It appears that EA has finally bent to the demands of the online market, as BioWare and LucasArts' popular MMO will officially be free-to-play this fall—although subscriptions won't be going away.

By EGM Staff | 07/31/2012 03:38 PM PT

News

There’s been a great disturbance in the Force, as if millions of paid subscribers for Star Wars: The Old Republic suddenly cried out in rage and were silenced. It appears that EA has finally bent to the demands of the online market, as BioWare and LucasArts’ popular MMO will officially be free-to-play this fall— although subscriptions won’t be going away.

It was an inevitable change that EA had been fighting ever since SWTOR first launched in December 2011, even when the development team was hit with a string of layoffs last May and subscriber rates stalled, declining from a 1.7 million active player peak before that.

To its credit, SWTOR built quite a lot of hype in the lead-up to its launch, managing to hit 1 million subscribers in just a few days after its official release date. However, the game’s extremely steep drop off apparently just couldn’t justify the paid model any longer—not when so many free-to-play MMORPGs are stealing away users.

Here’s how the two services will work from here on out this fall, according to the PR spin:

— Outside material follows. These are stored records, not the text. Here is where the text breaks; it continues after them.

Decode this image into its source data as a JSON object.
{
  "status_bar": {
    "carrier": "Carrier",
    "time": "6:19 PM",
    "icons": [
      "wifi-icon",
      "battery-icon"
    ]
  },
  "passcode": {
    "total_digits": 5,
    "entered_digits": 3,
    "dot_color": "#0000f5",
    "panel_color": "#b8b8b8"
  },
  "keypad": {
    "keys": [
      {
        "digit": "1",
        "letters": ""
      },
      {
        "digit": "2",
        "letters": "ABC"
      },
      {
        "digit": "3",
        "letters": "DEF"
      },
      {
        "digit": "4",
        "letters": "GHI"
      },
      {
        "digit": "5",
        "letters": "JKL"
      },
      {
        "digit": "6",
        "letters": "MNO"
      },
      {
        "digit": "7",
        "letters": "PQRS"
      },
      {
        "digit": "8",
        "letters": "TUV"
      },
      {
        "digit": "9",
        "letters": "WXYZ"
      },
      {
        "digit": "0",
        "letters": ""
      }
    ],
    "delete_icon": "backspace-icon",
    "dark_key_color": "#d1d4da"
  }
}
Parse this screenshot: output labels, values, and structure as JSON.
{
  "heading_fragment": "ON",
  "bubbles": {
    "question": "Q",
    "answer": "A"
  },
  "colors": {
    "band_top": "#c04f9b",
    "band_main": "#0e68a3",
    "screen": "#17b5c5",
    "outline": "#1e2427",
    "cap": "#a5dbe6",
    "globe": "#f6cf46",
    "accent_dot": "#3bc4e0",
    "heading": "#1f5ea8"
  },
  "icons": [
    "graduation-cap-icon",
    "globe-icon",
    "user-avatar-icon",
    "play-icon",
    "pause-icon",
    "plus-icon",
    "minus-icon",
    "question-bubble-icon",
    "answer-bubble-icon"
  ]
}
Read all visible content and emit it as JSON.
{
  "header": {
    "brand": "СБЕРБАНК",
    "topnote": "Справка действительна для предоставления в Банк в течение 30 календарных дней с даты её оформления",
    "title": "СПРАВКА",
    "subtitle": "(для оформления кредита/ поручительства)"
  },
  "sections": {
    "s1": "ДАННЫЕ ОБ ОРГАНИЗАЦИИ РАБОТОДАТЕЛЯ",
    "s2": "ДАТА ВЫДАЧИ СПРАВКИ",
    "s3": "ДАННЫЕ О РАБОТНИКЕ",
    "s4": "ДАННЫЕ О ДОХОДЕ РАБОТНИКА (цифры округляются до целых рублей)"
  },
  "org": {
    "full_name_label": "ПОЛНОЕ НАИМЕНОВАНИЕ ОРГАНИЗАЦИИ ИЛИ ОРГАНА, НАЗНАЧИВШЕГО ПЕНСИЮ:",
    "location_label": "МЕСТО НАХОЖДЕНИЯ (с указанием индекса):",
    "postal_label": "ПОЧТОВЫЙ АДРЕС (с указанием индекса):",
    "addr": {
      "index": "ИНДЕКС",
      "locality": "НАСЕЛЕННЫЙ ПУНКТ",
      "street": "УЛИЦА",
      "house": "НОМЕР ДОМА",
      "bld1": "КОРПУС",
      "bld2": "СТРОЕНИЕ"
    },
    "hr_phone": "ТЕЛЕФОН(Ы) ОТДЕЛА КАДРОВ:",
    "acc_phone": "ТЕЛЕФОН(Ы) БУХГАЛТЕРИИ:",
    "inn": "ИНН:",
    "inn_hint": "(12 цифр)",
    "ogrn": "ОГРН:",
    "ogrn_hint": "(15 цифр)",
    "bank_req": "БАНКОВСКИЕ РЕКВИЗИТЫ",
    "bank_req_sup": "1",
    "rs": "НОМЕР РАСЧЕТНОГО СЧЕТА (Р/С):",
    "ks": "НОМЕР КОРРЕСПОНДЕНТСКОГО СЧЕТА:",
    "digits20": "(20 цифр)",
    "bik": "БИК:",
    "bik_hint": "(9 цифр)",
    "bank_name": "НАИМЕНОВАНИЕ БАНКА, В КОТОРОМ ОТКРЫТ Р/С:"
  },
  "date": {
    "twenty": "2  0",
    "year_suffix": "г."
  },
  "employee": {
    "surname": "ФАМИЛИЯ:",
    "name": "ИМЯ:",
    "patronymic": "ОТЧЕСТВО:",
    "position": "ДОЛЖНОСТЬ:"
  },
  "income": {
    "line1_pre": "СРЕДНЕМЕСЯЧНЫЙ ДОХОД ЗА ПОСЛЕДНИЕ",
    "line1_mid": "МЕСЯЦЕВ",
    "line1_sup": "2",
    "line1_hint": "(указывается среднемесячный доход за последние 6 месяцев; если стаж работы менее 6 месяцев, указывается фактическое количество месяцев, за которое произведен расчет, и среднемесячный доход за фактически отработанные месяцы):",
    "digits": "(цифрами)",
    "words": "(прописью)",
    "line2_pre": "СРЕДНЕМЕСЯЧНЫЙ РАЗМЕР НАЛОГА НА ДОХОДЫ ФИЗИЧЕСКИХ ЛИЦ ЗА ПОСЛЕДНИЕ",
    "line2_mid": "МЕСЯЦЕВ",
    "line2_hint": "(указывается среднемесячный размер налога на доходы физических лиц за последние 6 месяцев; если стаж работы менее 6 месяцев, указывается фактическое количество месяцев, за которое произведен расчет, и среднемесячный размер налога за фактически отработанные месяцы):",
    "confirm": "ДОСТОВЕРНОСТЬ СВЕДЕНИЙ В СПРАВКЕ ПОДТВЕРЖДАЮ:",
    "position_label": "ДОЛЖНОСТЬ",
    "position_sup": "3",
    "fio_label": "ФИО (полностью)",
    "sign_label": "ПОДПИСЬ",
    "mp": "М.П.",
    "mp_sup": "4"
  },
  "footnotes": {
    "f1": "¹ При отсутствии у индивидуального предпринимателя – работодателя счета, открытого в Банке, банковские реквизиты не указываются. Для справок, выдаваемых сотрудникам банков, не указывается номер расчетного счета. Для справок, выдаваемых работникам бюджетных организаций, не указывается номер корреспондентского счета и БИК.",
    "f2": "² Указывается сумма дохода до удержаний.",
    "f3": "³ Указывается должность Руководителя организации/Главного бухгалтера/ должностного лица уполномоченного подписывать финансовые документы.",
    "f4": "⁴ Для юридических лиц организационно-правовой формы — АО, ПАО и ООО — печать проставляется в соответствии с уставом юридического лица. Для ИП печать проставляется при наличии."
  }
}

  • Subscription – A service designed for players who want unrestricted access to all the game features via ongoing subscription or by redeeming a Game Time Card. In addition to gaining access to all game content as our current subscribers do now, subscribers will receive ongoing monthly grants of Cartel Coins, the new virtual currency that will be introduced later this fall. Cartel Coins can be used to purchase valuable in-game items including customizable gear and convenience features that will enhance the game play experience.
  • Free-To-Play – The first 50 levels will be Free-to-Play, with restrictions on access to new content and advanced player features. Some restrictions can be “unlocked” with Cartel Coins.
It’s been an extremely interesting case study in MMO development at the very least, as we’ve had the opportunity to see EA’s shifting stances on F2P as far back as last June. Star Wars: The Old Republic is far from the first major subscription-based MMO to move to a freemium model, though, as World of Warcraft and Team Fortress 2 went free-to-play after years as paid products.

Source: Business Wire

0   POINTS
0   POINTS